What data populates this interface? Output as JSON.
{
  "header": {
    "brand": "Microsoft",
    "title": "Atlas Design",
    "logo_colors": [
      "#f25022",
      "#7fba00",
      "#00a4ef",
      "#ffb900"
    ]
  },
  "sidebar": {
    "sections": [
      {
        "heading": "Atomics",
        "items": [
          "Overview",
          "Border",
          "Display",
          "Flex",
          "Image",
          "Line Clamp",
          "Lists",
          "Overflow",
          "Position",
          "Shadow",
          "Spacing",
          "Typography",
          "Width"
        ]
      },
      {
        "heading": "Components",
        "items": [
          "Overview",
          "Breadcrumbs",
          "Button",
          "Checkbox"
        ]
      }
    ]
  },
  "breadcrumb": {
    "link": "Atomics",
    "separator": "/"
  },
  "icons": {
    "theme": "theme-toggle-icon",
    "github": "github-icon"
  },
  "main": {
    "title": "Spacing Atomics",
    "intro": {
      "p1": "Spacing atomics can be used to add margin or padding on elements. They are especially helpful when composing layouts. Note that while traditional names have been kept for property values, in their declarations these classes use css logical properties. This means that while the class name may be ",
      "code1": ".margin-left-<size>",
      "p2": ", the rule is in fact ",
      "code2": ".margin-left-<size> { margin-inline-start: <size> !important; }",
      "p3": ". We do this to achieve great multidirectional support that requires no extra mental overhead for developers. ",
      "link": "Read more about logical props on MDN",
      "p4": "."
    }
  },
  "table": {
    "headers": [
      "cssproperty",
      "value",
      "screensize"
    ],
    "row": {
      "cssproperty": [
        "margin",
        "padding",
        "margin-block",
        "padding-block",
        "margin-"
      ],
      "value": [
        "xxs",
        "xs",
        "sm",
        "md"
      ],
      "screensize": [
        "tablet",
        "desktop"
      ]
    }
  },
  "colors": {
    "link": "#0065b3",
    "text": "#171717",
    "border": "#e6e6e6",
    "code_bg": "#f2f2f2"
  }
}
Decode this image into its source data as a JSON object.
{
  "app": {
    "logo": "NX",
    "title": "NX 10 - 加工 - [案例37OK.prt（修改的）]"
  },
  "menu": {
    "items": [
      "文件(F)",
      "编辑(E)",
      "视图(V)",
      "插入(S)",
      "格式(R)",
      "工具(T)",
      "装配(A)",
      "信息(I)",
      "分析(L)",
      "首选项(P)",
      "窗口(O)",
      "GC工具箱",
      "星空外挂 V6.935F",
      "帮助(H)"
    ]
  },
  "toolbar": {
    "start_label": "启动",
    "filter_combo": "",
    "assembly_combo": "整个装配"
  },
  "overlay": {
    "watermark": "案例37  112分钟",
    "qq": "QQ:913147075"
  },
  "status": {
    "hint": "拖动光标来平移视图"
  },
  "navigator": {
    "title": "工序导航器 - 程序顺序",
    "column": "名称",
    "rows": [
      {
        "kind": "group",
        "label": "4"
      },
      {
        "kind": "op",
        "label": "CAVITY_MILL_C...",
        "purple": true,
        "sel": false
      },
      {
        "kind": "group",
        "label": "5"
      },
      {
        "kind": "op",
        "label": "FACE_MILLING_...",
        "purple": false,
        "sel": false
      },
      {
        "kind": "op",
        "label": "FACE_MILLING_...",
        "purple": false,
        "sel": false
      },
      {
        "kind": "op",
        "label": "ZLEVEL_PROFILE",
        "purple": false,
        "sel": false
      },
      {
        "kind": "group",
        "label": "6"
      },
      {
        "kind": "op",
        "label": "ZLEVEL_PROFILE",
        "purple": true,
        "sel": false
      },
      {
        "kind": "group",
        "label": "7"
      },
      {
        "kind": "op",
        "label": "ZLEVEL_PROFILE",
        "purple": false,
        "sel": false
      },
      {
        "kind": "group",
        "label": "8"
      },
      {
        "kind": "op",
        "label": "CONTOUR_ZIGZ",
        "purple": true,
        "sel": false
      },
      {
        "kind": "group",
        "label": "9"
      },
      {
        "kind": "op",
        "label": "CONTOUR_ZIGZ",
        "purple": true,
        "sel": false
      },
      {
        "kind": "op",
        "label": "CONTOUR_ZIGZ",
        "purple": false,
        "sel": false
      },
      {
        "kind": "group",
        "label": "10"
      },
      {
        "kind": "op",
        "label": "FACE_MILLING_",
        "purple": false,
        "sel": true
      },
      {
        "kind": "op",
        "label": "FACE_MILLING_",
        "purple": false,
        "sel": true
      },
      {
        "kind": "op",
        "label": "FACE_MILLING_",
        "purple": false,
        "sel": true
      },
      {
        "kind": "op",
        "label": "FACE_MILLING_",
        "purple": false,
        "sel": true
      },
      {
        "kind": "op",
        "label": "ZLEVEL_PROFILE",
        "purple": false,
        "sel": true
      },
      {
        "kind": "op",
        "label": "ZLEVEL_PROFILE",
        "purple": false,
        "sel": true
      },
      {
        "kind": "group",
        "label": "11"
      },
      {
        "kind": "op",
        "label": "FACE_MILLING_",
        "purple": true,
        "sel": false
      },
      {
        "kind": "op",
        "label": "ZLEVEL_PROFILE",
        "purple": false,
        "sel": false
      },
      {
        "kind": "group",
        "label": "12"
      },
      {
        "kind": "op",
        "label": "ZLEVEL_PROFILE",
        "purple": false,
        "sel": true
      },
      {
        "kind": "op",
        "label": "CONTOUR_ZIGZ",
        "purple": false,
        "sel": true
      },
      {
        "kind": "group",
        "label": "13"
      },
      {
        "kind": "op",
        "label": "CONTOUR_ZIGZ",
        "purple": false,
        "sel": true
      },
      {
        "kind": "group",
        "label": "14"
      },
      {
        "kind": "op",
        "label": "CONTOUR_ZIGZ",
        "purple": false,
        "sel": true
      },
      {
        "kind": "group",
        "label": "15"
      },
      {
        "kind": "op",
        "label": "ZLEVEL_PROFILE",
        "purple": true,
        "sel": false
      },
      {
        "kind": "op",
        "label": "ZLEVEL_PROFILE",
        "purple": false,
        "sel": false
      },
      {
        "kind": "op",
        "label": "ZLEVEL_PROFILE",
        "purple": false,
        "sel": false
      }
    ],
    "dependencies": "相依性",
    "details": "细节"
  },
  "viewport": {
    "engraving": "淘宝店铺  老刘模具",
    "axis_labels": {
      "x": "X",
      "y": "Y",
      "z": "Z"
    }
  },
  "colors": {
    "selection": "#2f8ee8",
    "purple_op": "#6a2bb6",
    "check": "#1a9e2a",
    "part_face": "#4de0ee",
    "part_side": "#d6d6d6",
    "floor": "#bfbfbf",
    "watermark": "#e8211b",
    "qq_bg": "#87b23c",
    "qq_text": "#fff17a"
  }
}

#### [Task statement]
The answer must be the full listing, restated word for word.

#### [Output for this task]
What data populates this interface? Output as JSON.
{
  "header": {
    "brand": "Microsoft",
    "title": "Atlas Design",
    "logo_colors": [
      "#f25022",
      "#7fba00",
      "#00a4ef",
      "#ffb900"
    ]
  },
  "sidebar": {
    "sections": [
      {
        "heading": "Atomics",
        "items": [
          "Overview",
          "Border",
          "Display",
          "Flex",
          "Image",
          "Line Clamp",
          "Lists",
          "Overflow",
          "Position",
          "Shadow",
          "Spacing",
          "Typography",
          "Width"
        ]
      },
      {
        "heading": "Components",
        "items": [
          "Overview",
          "Breadcrumbs",
          "Button",
          "Checkbox"
        ]
      }
    ]
  },
  "breadcrumb": {
    "link": "Atomics",
    "separator": "/"
  },
  "icons": {
    "theme": "theme-toggle-icon",
    "github": "github-icon"
  },
  "main": {
    "title": "Spacing Atomics",
    "intro": {
      "p1": "Spacing atomics can be used to add margin or padding on elements. They are especially helpful when composing layouts. Note that while traditional names have been kept for property values, in their declarations these classes use css logical properties. This means that while the class name may be ",
      "code1": ".margin-left-<size>",
      "p2": ", the rule is in fact ",
      "code2": ".margin-left-<size> { margin-inline-start: <size> !important; }",
      "p3": ". We do this to achieve great multidirectional support that requires no extra mental overhead for developers. ",
      "link": "Read more about logical props on MDN",
      "p4": "."
    }
  },
  "table": {
    "headers": [
      "cssproperty",
      "value",
      "screensize"
    ],
    "row": {
      "cssproperty": [
        "margin",
        "padding",
        "margin-block",
        "padding-block",
        "margin-"
      ],
      "value": [
        "xxs",
        "xs",
        "sm",
        "md"
      ],
      "screensize": [
        "tablet",
        "desktop"
      ]
    }
  },
  "colors": {
    "link": "#0065b3",
    "text": "#171717",
    "border": "#e6e6e6",
    "code_bg": "#f2f2f2"
  }
}
Decode this image into its source data as a JSON object.
{
  "app": {
    "logo": "NX",
    "title": "NX 10 - 加工 - [案例37OK.prt（修改的）]"
  },
  "menu": {
    "items": [
      "文件(F)",
      "编辑(E)",
      "视图(V)",
      "插入(S)",
      "格式(R)",
      "工具(T)",
      "装配(A)",
      "信息(I)",
      "分析(L)",
      "首选项(P)",
      "窗口(O)",
      "GC工具箱",
      "星空外挂 V6.935F",
      "帮助(H)"
    ]
  },
  "toolbar": {
    "start_label": "启动",
    "filter_combo": "",
    "assembly_combo": "整个装配"
  },
  "overlay": {
    "watermark": "案例37  112分钟",
    "qq": "QQ:913147075"
  },
  "status": {
    "hint": "拖动光标来平移视图"
  },
  "navigator": {
    "title": "工序导航器 - 程序顺序",
    "column": "名称",
    "rows": [
      {
        "kind": "group",
        "label": "4"
      },
      {
        "kind": "op",
        "label": "CAVITY_MILL_C...",
        "purple": true,
        "sel": false
      },
      {
        "kind": "group",
        "label": "5"
      },
      {
        "kind": "op",
        "label": "FACE_MILLING_...",
        "purple": false,
        "sel": false
      },
      {
        "kind": "op",
        "label": "FACE_MILLING_...",
        "purple": false,
        "sel": false
      },
      {
        "kind": "op",
        "label": "ZLEVEL_PROFILE",
        "purple": false,
        "sel": false
      },
      {
        "kind": "group",
        "label": "6"
      },
      {
        "kind": "op",
        "label": "ZLEVEL_PROFILE",
        "purple": true,
        "sel": false
      },
      {
        "kind": "group",
        "label": "7"
      },
      {
        "kind": "op",
        "label": "ZLEVEL_PROFILE",
        "purple": false,
        "sel": false
      },
      {
        "kind": "group",
        "label": "8"
      },
      {
        "kind": "op",
        "label": "CONTOUR_ZIGZ",
        "purple": true,
        "sel": false
      },
      {
        "kind": "group",
        "label": "9"
      },
      {
        "kind": "op",
        "label": "CONTOUR_ZIGZ",
        "purple": true,
        "sel": false
      },
      {
        "kind": "op",
        "label": "CONTOUR_ZIGZ",
        "purple": false,
        "sel": false
      },
      {
        "kind": "group",
        "label": "10"
      },
      {
        "kind": "op",
        "label": "FACE_MILLING_",
        "purple": false,
        "sel": true
      },
      {
        "kind": "op",
        "label": "FACE_MILLING_",
        "purple": false,
        "sel": true
      },
      {
        "kind": "op",
        "label": "FACE_MILLING_",
        "purple": false,
        "sel": true
      },
      {
        "kind": "op",
        "label": "FACE_MILLING_",
        "purple": false,
        "sel": true
      },
      {
        "kind": "op",
        "label": "ZLEVEL_PROFILE",
        "purple": false,
        "sel": true
      },
      {
        "kind": "op",
        "label": "ZLEVEL_PROFILE",
        "purple": false,
        "sel": true
      },
      {
        "kind": "group",
        "label": "11"
      },
      {
        "kind": "op",
        "label": "FACE_MILLING_",
        "purple": true,
        "sel": false
      },
      {
        "kind": "op",
        "label": "ZLEVEL_PROFILE",
        "purple": false,
        "sel": false
      },
      {
        "kind": "group",
        "label": "12"
      },
      {
        "kind": "op",
        "label": "ZLEVEL_PROFILE",
        "purple": false,
        "sel": true
      },
      {
        "kind": "op",
        "label": "CONTOUR_ZIGZ",
        "purple": false,
        "sel": true
      },
      {
        "kind": "group",
        "label": "13"
      },
      {
        "kind": "op",
        "label": "CONTOUR_ZIGZ",
        "purple": false,
        "sel": true
      },
      {
        "kind": "group",
        "label": "14"
      },
      {
        "kind": "op",
        "label": "CONTOUR_ZIGZ",
        "purple": false,
        "sel": true
      },
      {
        "kind": "group",
        "label": "15"
      },
      {
        "kind": "op",
        "label": "ZLEVEL_PROFILE",
        "purple": true,
        "sel": false
      },
      {
        "kind": "op",
        "label": "ZLEVEL_PROFILE",
        "purple": false,
        "sel": false
      },
      {
        "kind": "op",
        "label": "ZLEVEL_PROFILE",
        "purple": false,
        "sel": false
      }
    ],
    "dependencies": "相依性",
    "details": "细节"
  },
  "viewport": {
    "engraving": "淘宝店铺  老刘模具",
    "axis_labels": {
      "x": "X",
      "y": "Y",
      "z": "Z"
    }
  },
  "colors": {
    "selection": "#2f8ee8",
    "purple_op": "#6a2bb6",
    "check": "#1a9e2a",
    "part_face": "#4de0ee",
    "part_side": "#d6d6d6",
    "floor": "#bfbfbf",
    "watermark": "#e8211b",
    "qq_bg": "#87b23c",
    "qq_text": "#fff17a"
  }
}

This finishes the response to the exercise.